#### INSTRUCTIONS FOR THE TASK
Exact copies of all records below are needed.

#### MATERIAL SUPPLIED
[Start of Attachment]

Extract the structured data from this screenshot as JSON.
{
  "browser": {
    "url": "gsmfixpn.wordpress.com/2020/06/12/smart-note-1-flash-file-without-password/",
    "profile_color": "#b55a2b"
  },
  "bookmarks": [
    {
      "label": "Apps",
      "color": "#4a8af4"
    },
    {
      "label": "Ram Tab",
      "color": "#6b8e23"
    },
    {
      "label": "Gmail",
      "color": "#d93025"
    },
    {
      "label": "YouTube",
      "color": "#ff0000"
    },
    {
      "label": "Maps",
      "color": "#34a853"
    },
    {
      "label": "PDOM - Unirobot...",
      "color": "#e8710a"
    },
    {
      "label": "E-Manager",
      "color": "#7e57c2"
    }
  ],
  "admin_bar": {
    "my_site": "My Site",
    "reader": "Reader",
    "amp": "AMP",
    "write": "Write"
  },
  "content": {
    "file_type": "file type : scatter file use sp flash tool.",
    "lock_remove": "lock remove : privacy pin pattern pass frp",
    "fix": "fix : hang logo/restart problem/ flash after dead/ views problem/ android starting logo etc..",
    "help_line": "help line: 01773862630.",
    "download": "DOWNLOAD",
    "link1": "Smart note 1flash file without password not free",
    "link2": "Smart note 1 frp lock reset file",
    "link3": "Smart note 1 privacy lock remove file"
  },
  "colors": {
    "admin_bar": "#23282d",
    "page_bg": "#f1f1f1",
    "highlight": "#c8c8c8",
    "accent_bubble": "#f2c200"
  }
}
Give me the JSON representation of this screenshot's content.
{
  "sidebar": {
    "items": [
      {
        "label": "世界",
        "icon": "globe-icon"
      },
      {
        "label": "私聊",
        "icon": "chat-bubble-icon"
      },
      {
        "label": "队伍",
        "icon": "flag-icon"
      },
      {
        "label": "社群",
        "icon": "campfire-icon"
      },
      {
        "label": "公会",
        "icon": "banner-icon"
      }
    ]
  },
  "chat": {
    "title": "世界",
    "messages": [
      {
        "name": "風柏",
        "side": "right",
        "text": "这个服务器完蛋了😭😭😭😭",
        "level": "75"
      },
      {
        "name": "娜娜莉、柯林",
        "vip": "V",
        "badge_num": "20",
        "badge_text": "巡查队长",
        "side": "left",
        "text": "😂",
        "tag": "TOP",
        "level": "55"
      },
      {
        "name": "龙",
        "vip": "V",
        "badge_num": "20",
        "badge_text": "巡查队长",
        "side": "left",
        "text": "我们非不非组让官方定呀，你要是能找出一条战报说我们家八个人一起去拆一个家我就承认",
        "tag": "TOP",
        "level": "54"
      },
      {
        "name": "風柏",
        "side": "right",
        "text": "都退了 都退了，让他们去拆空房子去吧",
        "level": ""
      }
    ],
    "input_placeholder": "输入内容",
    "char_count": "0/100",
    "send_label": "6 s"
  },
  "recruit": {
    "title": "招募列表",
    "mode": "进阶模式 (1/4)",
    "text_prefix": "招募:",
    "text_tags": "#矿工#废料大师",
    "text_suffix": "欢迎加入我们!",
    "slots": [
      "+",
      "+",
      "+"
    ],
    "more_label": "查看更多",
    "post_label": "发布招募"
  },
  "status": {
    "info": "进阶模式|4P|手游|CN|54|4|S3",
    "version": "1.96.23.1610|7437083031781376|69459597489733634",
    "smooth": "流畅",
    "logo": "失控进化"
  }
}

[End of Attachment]

#### RESPONSE TO THIS EXERCISE
Extract the structured data from this screenshot as JSON.
{
  "browser": {
    "url": "gsmfixpn.wordpress.com/2020/06/12/smart-note-1-flash-file-without-password/",
    "profile_color": "#b55a2b"
  },
  "bookmarks": [
    {
      "label": "Apps",
      "color": "#4a8af4"
    },
    {
      "label": "Ram Tab",
      "color": "#6b8e23"
    },
    {
      "label": "Gmail",
      "color": "#d93025"
    },
    {
      "label": "YouTube",
      "color": "#ff0000"
    },
    {
      "label": "Maps",
      "color": "#34a853"
    },
    {
      "label": "PDOM - Unirobot...",
      "color": "#e8710a"
    },
    {
      "label": "E-Manager",
      "color": "#7e57c2"
    }
  ],
  "admin_bar": {
    "my_site": "My Site",
    "reader": "Reader",
    "amp": "AMP",
    "write": "Write"
  },
  "content": {
    "file_type": "file type : scatter file use sp flash tool.",
    "lock_remove": "lock remove : privacy pin pattern pass frp",
    "fix": "fix : hang logo/restart problem/ flash after dead/ views problem/ android starting logo etc..",
    "help_line": "help line: 01773862630.",
    "download": "DOWNLOAD",
    "link1": "Smart note 1flash file without password not free",
    "link2": "Smart note 1 frp lock reset file",
    "link3": "Smart note 1 privacy lock remove file"
  },
  "colors": {
    "admin_bar": "#23282d",
    "page_bg": "#f1f1f1",
    "highlight": "#c8c8c8",
    "accent_bubble": "#f2c200"
  }
}
Give me the JSON representation of this screenshot's content.
{
  "sidebar": {
    "items": [
      {
        "label": "世界",
        "icon": "globe-icon"
      },
      {
        "label": "私聊",
        "icon": "chat-bubble-icon"
      },
      {
        "label": "队伍",
        "icon": "flag-icon"
      },
      {
        "label": "社群",
        "icon": "campfire-icon"
      },
      {
        "label": "公会",
        "icon": "banner-icon"
      }
    ]
  },
  "chat": {
    "title": "世界",
    "messages": [
      {
        "name": "風柏",
        "side": "right",
        "text": "这个服务器完蛋了😭😭😭😭",
        "level": "75"
      },
      {
        "name": "娜娜莉、柯林",
        "vip": "V",
        "badge_num": "20",
        "badge_text": "巡查队长",
        "side": "left",
        "text": "😂",
        "tag": "TOP",
        "level": "55"
      },
      {
        "name": "龙",
        "vip": "V",
        "badge_num": "20",
        "badge_text": "巡查队长",
        "side": "left",
        "text": "我们非不非组让官方定呀，你要是能找出一条战报说我们家八个人一起去拆一个家我就承认",
        "tag": "TOP",
        "level": "54"
      },
      {
        "name": "風柏",
        "side": "right",
        "text": "都退了 都退了，让他们去拆空房子去吧",
        "level": ""
      }
    ],
    "input_placeholder": "输入内容",
    "char_count": "0/100",
    "send_label": "6 s"
  },
  "recruit": {
    "title": "招募列表",
    "mode": "进阶模式 (1/4)",
    "text_prefix": "招募:",
    "text_tags": "#矿工#废料大师",
    "text_suffix": "欢迎加入我们!",
    "slots": [
      "+",
      "+",
      "+"
    ],
    "more_label": "查看更多",
    "post_label": "发布招募"
  },
  "status": {
    "info": "进阶模式|4P|手游|CN|54|4|S3",
    "version": "1.96.23.1610|7437083031781376|69459597489733634",
    "smooth": "流畅",
    "logo": "失控进化"
  }
}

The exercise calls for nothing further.